* Recorded information:

----

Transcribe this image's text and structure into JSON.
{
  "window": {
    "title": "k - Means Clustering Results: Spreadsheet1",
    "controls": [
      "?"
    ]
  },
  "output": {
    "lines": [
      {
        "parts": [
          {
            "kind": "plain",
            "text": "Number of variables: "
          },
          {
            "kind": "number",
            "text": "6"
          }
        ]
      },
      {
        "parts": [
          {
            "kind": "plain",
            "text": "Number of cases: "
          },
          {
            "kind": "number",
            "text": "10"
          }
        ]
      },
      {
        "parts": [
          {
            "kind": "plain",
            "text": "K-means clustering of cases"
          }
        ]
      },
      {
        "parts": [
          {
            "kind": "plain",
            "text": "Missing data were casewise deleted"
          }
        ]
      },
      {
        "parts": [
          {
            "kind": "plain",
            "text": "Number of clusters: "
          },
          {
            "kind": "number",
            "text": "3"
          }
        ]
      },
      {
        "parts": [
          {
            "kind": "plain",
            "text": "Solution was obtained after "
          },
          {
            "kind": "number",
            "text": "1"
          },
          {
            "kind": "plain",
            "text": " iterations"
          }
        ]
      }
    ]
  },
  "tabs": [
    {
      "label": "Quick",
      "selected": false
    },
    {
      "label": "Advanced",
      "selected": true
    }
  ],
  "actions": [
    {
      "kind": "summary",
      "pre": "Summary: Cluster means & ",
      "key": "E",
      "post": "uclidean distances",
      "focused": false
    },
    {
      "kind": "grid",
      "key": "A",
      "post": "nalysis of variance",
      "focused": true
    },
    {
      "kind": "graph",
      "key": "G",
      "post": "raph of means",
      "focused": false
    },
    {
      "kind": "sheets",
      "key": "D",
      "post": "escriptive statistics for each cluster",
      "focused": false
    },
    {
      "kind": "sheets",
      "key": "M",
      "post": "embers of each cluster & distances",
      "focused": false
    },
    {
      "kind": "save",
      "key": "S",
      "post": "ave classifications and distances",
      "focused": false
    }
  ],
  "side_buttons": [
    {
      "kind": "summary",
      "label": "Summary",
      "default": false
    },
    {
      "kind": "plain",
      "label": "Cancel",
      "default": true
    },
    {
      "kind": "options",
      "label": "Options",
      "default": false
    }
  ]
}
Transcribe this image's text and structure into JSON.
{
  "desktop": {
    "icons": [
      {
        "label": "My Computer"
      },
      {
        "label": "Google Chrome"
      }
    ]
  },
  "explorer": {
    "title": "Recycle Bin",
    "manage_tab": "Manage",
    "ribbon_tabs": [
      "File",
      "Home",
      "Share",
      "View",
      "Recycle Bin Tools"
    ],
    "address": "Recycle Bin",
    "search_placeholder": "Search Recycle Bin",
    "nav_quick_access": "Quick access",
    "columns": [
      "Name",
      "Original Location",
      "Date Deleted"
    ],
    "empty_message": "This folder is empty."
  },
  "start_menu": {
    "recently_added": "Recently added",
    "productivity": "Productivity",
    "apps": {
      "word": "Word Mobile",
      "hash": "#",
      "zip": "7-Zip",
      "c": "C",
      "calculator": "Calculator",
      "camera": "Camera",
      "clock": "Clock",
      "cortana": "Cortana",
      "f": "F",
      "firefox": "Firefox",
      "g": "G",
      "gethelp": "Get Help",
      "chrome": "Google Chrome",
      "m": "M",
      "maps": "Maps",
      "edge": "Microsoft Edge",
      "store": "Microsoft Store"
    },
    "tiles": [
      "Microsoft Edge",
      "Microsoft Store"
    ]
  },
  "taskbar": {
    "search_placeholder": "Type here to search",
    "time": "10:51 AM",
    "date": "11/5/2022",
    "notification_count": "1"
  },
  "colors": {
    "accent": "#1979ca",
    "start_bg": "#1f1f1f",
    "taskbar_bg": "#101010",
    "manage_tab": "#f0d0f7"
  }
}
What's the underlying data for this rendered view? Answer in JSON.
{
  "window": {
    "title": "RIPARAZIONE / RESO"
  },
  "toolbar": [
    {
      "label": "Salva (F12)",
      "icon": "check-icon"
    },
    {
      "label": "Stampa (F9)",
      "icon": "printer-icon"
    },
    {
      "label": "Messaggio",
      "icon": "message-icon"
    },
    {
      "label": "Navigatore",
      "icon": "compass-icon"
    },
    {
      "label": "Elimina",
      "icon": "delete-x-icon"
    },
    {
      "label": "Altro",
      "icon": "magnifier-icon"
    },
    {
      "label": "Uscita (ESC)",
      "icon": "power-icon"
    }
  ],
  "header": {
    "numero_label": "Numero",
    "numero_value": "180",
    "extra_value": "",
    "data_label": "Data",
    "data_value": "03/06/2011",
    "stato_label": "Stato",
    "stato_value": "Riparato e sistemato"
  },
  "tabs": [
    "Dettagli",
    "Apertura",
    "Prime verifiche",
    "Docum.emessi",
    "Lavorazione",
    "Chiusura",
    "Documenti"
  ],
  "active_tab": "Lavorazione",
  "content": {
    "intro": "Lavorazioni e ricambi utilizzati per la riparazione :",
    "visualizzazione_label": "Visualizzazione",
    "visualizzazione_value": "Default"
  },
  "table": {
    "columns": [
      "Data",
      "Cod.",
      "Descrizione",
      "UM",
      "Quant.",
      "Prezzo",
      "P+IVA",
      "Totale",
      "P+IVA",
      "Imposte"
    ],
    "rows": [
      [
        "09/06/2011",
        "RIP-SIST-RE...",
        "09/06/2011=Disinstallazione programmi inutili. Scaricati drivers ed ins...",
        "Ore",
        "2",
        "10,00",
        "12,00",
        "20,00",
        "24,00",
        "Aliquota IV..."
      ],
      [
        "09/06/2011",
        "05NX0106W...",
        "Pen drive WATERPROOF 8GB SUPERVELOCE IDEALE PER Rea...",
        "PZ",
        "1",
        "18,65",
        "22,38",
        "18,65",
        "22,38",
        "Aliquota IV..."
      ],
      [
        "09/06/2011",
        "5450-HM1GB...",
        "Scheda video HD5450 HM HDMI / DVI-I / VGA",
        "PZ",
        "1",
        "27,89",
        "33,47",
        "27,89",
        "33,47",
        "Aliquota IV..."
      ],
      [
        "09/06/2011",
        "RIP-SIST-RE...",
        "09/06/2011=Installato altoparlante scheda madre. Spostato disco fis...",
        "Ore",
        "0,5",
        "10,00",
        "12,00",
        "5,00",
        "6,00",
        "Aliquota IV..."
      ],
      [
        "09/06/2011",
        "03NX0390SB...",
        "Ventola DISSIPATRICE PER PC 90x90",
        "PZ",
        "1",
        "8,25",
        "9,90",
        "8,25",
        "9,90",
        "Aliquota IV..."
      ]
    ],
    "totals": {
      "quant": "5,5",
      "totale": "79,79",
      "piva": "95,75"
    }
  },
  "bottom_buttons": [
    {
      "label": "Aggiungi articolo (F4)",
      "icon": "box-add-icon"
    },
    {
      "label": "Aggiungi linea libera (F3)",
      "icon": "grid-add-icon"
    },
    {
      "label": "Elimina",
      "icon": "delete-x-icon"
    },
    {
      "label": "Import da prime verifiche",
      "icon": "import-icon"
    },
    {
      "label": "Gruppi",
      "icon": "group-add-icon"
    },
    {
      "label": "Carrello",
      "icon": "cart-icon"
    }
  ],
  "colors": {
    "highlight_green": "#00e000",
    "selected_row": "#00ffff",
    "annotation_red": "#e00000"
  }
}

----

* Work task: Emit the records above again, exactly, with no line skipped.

* Completed exercise:
Transcribe this image's text and structure into JSON.
{
  "window": {
    "title": "k - Means Clustering Results: Spreadsheet1",
    "controls": [
      "?"
    ]
  },
  "output": {
    "lines": [
      {
        "parts": [
          {
            "kind": "plain",
            "text": "Number of variables: "
          },
          {
            "kind": "number",
            "text": "6"
          }
        ]
      },
      {
        "parts": [
          {
            "kind": "plain",
            "text": "Number of cases: "
          },
          {
            "kind": "number",
            "text": "10"
          }
        ]
      },
      {
        "parts": [
          {
            "kind": "plain",
            "text": "K-means clustering of cases"
          }
        ]
      },
      {
        "parts": [
          {
            "kind": "plain",
            "text": "Missing data were casewise deleted"
          }
        ]
      },
      {
        "parts": [
          {
            "kind": "plain",
            "text": "Number of clusters: "
          },
          {
            "kind": "number",
            "text": "3"
          }
        ]
      },
      {
        "parts": [
          {
            "kind": "plain",
            "text": "Solution was obtained after "
          },
          {
            "kind": "number",
            "text": "1"
          },
          {
            "kind": "plain",
            "text": " iterations"
          }
        ]
      }
    ]
  },
  "tabs": [
    {
      "label": "Quick",
      "selected": false
    },
    {
      "label": "Advanced",
      "selected": true
    }
  ],
  "actions": [
    {
      "kind": "summary",
      "pre": "Summary: Cluster means & ",
      "key": "E",
      "post": "uclidean distances",
      "focused": false
    },
    {
      "kind": "grid",
      "key": "A",
      "post": "nalysis of variance",
      "focused": true
    },
    {
      "kind": "graph",
      "key": "G",
      "post": "raph of means",
      "focused": false
    },
    {
      "kind": "sheets",
      "key": "D",
      "post": "escriptive statistics for each cluster",
      "focused": false
    },
    {
      "kind": "sheets",
      "key": "M",
      "post": "embers of each cluster & distances",
      "focused": false
    },
    {
      "kind": "save",
      "key": "S",
      "post": "ave classifications and distances",
      "focused": false
    }
  ],
  "side_buttons": [
    {
      "kind": "summary",
      "label": "Summary",
      "default": false
    },
    {
      "kind": "plain",
      "label": "Cancel",
      "default": true
    },
    {
      "kind": "options",
      "label": "Options",
      "default": false
    }
  ]
}
Transcribe this image's text and structure into JSON.
{
  "desktop": {
    "icons": [
      {
        "label": "My Computer"
      },
      {
        "label": "Google Chrome"
      }
    ]
  },
  "explorer": {
    "title": "Recycle Bin",
    "manage_tab": "Manage",
    "ribbon_tabs": [
      "File",
      "Home",
      "Share",
      "View",
      "Recycle Bin Tools"
    ],
    "address": "Recycle Bin",
    "search_placeholder": "Search Recycle Bin",
    "nav_quick_access": "Quick access",
    "columns": [
      "Name",
      "Original Location",
      "Date Deleted"
    ],
    "empty_message": "This folder is empty."
  },
  "start_menu": {
    "recently_added": "Recently added",
    "productivity": "Productivity",
    "apps": {
      "word": "Word Mobile",
      "hash": "#",
      "zip": "7-Zip",
      "c": "C",
      "calculator": "Calculator",
      "camera": "Camera",
      "clock": "Clock",
      "cortana": "Cortana",
      "f": "F",
      "firefox": "Firefox",
      "g": "G",
      "gethelp": "Get Help",
      "chrome": "Google Chrome",
      "m": "M",
      "maps": "Maps",
      "edge": "Microsoft Edge",
      "store": "Microsoft Store"
    },
    "tiles": [
      "Microsoft Edge",
      "Microsoft Store"
    ]
  },
  "taskbar": {
    "search_placeholder": "Type here to search",
    "time": "10:51 AM",
    "date": "11/5/2022",
    "notification_count": "1"
  },
  "colors": {
    "accent": "#1979ca",
    "start_bg": "#1f1f1f",
    "taskbar_bg": "#101010",
    "manage_tab": "#f0d0f7"
  }
}
What's the underlying data for this rendered view? Answer in JSON.
{
  "window": {
    "title": "RIPARAZIONE / RESO"
  },
  "toolbar": [
    {
      "label": "Salva (F12)",
      "icon": "check-icon"
    },
    {
      "label": "Stampa (F9)",
      "icon": "printer-icon"
    },
    {
      "label": "Messaggio",
      "icon": "message-icon"
    },
    {
      "label": "Navigatore",
      "icon": "compass-icon"
    },
    {
      "label": "Elimina",
      "icon": "delete-x-icon"
    },
    {
      "label": "Altro",
      "icon": "magnifier-icon"
    },
    {
      "label": "Uscita (ESC)",
      "icon": "power-icon"
    }
  ],
  "header": {
    "numero_label": "Numero",
    "numero_value": "180",
    "extra_value": "",
    "data_label": "Data",
    "data_value": "03/06/2011",
    "stato_label": "Stato",
    "stato_value": "Riparato e sistemato"
  },
  "tabs": [
    "Dettagli",
    "Apertura",
    "Prime verifiche",
    "Docum.emessi",
    "Lavorazione",
    "Chiusura",
    "Documenti"
  ],
  "active_tab": "Lavorazione",
  "content": {
    "intro": "Lavorazioni e ricambi utilizzati per la riparazione :",
    "visualizzazione_label": "Visualizzazione",
    "visualizzazione_value": "Default"
  },
  "table": {
    "columns": [
      "Data",
      "Cod.",
      "Descrizione",
      "UM",
      "Quant.",
      "Prezzo",
      "P+IVA",
      "Totale",
      "P+IVA",
      "Imposte"
    ],
    "rows": [
      [
        "09/06/2011",
        "RIP-SIST-RE...",
        "09/06/2011=Disinstallazione programmi inutili. Scaricati drivers ed ins...",
        "Ore",
        "2",
        "10,00",
        "12,00",
        "20,00",
        "24,00",
        "Aliquota IV..."
      ],
      [
        "09/06/2011",
        "05NX0106W...",
        "Pen drive WATERPROOF 8GB SUPERVELOCE IDEALE PER Rea...",
        "PZ",
        "1",
        "18,65",
        "22,38",
        "18,65",
        "22,38",
        "Aliquota IV..."
      ],
      [
        "09/06/2011",
        "5450-HM1GB...",
        "Scheda video HD5450 HM HDMI / DVI-I / VGA",
        "PZ",
        "1",
        "27,89",
        "33,47",
        "27,89",
        "33,47",
        "Aliquota IV..."
      ],
      [
        "09/06/2011",
        "RIP-SIST-RE...",
        "09/06/2011=Installato altoparlante scheda madre. Spostato disco fis...",
        "Ore",
        "0,5",
        "10,00",
        "12,00",
        "5,00",
        "6,00",
        "Aliquota IV..."
      ],
      [
        "09/06/2011",
        "03NX0390SB...",
        "Ventola DISSIPATRICE PER PC 90x90",
        "PZ",
        "1",
        "8,25",
        "9,90",
        "8,25",
        "9,90",
        "Aliquota IV..."
      ]
    ],
    "totals": {
      "quant": "5,5",
      "totale": "79,79",
      "piva": "95,75"
    }
  },
  "bottom_buttons": [
    {
      "label": "Aggiungi articolo (F4)",
      "icon": "box-add-icon"
    },
    {
      "label": "Aggiungi linea libera (F3)",
      "icon": "grid-add-icon"
    },
    {
      "label": "Elimina",
      "icon": "delete-x-icon"
    },
    {
      "label": "Import da prime verifiche",
      "icon": "import-icon"
    },
    {
      "label": "Gruppi",
      "icon": "group-add-icon"
    },
    {
      "label": "Carrello",
      "icon": "cart-icon"
    }
  ],
  "colors": {
    "highlight_green": "#00e000",
    "selected_row": "#00ffff",
    "annotation_red": "#e00000"
  }
}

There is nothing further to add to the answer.